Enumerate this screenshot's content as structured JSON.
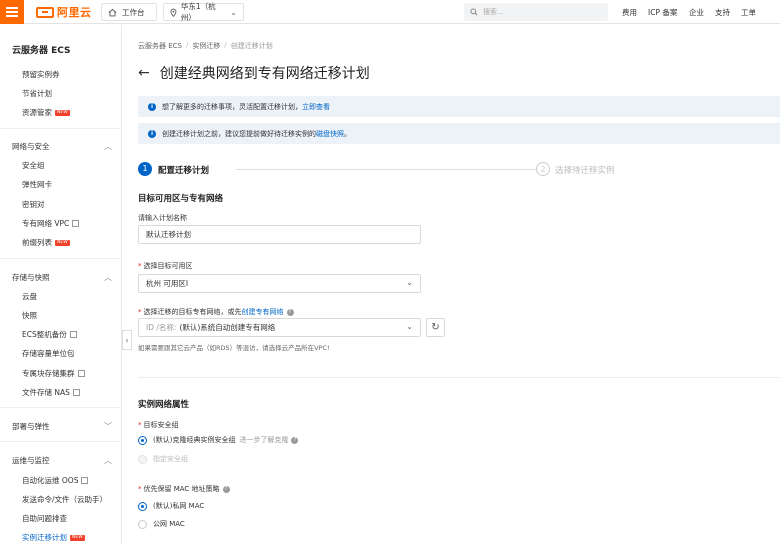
{
  "topbar": {
    "logo_text": "阿里云",
    "workbench_label": "工作台",
    "region_label": "华东1（杭州）",
    "search_placeholder": "搜索...",
    "nav": [
      "费用",
      "ICP 备案",
      "企业",
      "支持",
      "工单"
    ]
  },
  "sidebar": {
    "title": "云服务器 ECS",
    "top_items": [
      {
        "label": "预留实例券"
      },
      {
        "label": "节省计划"
      },
      {
        "label": "资源管家",
        "badge": "NEW"
      }
    ],
    "groups": [
      {
        "label": "网络与安全",
        "items": [
          "安全组",
          "弹性网卡",
          "密钥对",
          "专有网络 VPC",
          "前缀列表"
        ]
      },
      {
        "label": "存储与快照",
        "items": [
          "云盘",
          "快照",
          "ECS整机备份",
          "存储容量单位包",
          "专属块存储集群",
          "文件存储 NAS"
        ]
      },
      {
        "label": "部署与弹性",
        "items": []
      },
      {
        "label": "运维与监控",
        "items": [
          "自动化运维 OOS",
          "发送命令/文件（云助手）",
          "自助问题排查",
          "实例迁移计划"
        ]
      }
    ],
    "badge_new": "NEW"
  },
  "breadcrumb": [
    "云服务器 ECS",
    "实例迁移",
    "创建迁移计划"
  ],
  "page_title": "创建经典网络到专有网络迁移计划",
  "notices": [
    {
      "text": "想了解更多的迁移事项，灵活配置迁移计划，",
      "link": "立即查看"
    },
    {
      "text": "创建迁移计划之前，建议您提前做好待迁移实例的",
      "link": "磁盘快照",
      "suffix": "。"
    }
  ],
  "steps": [
    {
      "num": "1",
      "label": "配置迁移计划",
      "active": true
    },
    {
      "num": "2",
      "label": "选择待迁移实例",
      "active": false
    }
  ],
  "section1": {
    "title": "目标可用区与专有网络",
    "plan_name_label": "请输入计划名称",
    "plan_name_value": "默认迁移计划",
    "zone_label": "选择目标可用区",
    "zone_value": "杭州 可用区I",
    "vpc_label": "选择迁移的目标专有网络，或先",
    "vpc_label_link": "创建专有网络",
    "vpc_prefix": "ID /名称:",
    "vpc_value": "(默认)系统自动创建专有网络",
    "hint": "如果需要跟其它云产品（如RDS）等混访，请选择云产品所在VPC!"
  },
  "section2": {
    "title": "实例网络属性",
    "sg_label": "目标安全组",
    "sg_option1": "(默认)克隆经典实例安全组",
    "sg_option1_link": "进一步了解克隆",
    "sg_option2": "指定安全组",
    "mac_label": "优先保留 MAC 地址策略",
    "mac_option1": "(默认)私网 MAC",
    "mac_option2": "公网 MAC"
  },
  "colors": {
    "brand": "#ff6a00",
    "primary": "#0064c8",
    "notice_bg": "#ecf2f8",
    "required": "#e02020"
  }
}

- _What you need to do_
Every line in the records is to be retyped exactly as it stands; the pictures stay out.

- _Answer to this task_
Enumerate this screenshot's content as structured JSON.
{
  "topbar": {
    "logo_text": "阿里云",
    "workbench_label": "工作台",
    "region_label": "华东1（杭州）",
    "search_placeholder": "搜索...",
    "nav": [
      "费用",
      "ICP 备案",
      "企业",
      "支持",
      "工单"
    ]
  },
  "sidebar": {
    "title": "云服务器 ECS",
    "top_items": [
      {
        "label": "预留实例券"
      },
      {
        "label": "节省计划"
      },
      {
        "label": "资源管家",
        "badge": "NEW"
      }
    ],
    "groups": [
      {
        "label": "网络与安全",
        "items": [
          "安全组",
          "弹性网卡",
          "密钥对",
          "专有网络 VPC",
          "前缀列表"
        ]
      },
      {
        "label": "存储与快照",
        "items": [
          "云盘",
          "快照",
          "ECS整机备份",
          "存储容量单位包",
          "专属块存储集群",
          "文件存储 NAS"
        ]
      },
      {
        "label": "部署与弹性",
        "items": []
      },
      {
        "label": "运维与监控",
        "items": [
          "自动化运维 OOS",
          "发送命令/文件（云助手）",
          "自助问题排查",
          "实例迁移计划"
        ]
      }
    ],
    "badge_new": "NEW"
  },
  "breadcrumb": [
    "云服务器 ECS",
    "实例迁移",
    "创建迁移计划"
  ],
  "page_title": "创建经典网络到专有网络迁移计划",
  "notices": [
    {
      "text": "想了解更多的迁移事项，灵活配置迁移计划，",
      "link": "立即查看"
    },
    {
      "text": "创建迁移计划之前，建议您提前做好待迁移实例的",
      "link": "磁盘快照",
      "suffix": "。"
    }
  ],
  "steps": [
    {
      "num": "1",
      "label": "配置迁移计划",
      "active": true
    },
    {
      "num": "2",
      "label": "选择待迁移实例",
      "active": false
    }
  ],
  "section1": {
    "title": "目标可用区与专有网络",
    "plan_name_label": "请输入计划名称",
    "plan_name_value": "默认迁移计划",
    "zone_label": "选择目标可用区",
    "zone_value": "杭州 可用区I",
    "vpc_label": "选择迁移的目标专有网络，或先",
    "vpc_label_link": "创建专有网络",
    "vpc_prefix": "ID /名称:",
    "vpc_value": "(默认)系统自动创建专有网络",
    "hint": "如果需要跟其它云产品（如RDS）等混访，请选择云产品所在VPC!"
  },
  "section2": {
    "title": "实例网络属性",
    "sg_label": "目标安全组",
    "sg_option1": "(默认)克隆经典实例安全组",
    "sg_option1_link": "进一步了解克隆",
    "sg_option2": "指定安全组",
    "mac_label": "优先保留 MAC 地址策略",
    "mac_option1": "(默认)私网 MAC",
    "mac_option2": "公网 MAC"
  },
  "colors": {
    "brand": "#ff6a00",
    "primary": "#0064c8",
    "notice_bg": "#ecf2f8",
    "required": "#e02020"
  }
}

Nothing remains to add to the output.